Now that Lowlands Festival is back in the habit of selling out, it’s only a question of how long it will take. This year’s 55,000 three-day tickets for the Dutch event were gone about seven weeks in advance.
That’s the quickest it’s been in its 16-year history and a month quicker than last year. Festival director Eric van Eerdenburg said there’s no reason it shouldn’t continue to sell out in advance, given the right acts are available.
Lowlands’ fortunes took an upswing when festival promoter Mojo Concerts decided in 2003 to reschedule the event to avoid an annual bidding war with the U.K.’s twinned Reading and Leeds festivals, which took place on the same late August weekend.
Although the shift means Lowlands now clashes with the U.K.’s twinned V Festivals, van Eerdenburg said the musical styles don’t overlap as much, creating less competition to book the same acts.
Benefiting from not having to pay such high prices and not competing for the same headliners, Lowlands’ attendances have risen steadily from 48,000 (2003), 52,000 (2004) and 54,000 (2005), followed by a hat-trick of advance sellouts.

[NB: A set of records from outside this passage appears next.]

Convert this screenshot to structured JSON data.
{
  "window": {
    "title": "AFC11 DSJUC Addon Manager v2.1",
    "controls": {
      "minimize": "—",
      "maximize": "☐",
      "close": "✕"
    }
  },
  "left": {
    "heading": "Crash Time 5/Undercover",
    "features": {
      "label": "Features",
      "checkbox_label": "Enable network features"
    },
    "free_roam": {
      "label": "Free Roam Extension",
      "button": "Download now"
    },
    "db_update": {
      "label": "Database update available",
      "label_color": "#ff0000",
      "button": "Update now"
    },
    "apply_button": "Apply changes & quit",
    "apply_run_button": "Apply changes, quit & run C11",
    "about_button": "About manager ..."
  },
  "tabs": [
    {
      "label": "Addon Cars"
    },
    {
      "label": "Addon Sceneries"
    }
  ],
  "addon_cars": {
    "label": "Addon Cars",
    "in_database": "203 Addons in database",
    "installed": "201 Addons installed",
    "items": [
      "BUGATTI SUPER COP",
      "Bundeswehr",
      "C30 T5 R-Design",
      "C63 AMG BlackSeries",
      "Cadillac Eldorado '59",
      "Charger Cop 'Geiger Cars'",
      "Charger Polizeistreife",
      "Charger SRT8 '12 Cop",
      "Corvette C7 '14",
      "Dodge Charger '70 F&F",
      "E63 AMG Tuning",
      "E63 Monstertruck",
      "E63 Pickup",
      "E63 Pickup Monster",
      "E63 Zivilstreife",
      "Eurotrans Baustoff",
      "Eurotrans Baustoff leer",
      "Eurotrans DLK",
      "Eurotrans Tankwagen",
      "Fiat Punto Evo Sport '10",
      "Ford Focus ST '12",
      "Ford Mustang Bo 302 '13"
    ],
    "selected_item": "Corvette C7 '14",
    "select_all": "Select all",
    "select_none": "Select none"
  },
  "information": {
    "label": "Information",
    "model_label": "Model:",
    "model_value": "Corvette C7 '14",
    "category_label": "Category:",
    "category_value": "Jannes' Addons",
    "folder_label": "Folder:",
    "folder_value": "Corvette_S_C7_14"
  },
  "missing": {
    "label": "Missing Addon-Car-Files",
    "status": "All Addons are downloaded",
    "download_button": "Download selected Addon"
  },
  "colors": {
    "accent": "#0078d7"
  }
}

Beyond talking about the figures, van Eerdenburg said he wouldn’t want to compare this year’s August 15-17 gathering with past Lowlands gatherings, pointing out that some festivals always claim to have had their “best year ever.”
He did say the event was lucky with the weather, as the showers and storms that blew over Europe during the previous week subsided before the festival began. The sun came out and stayed out until light showers returned on the Sunday evening.
Acts helping Lowlands hit another high spot at the Walibi World site included Franz Ferdinand, Sigur Ros, The Flaming Lips, Editors, Killswitch Engage, The Roots, Plain White T’s, The Breeders and Anti-Flag.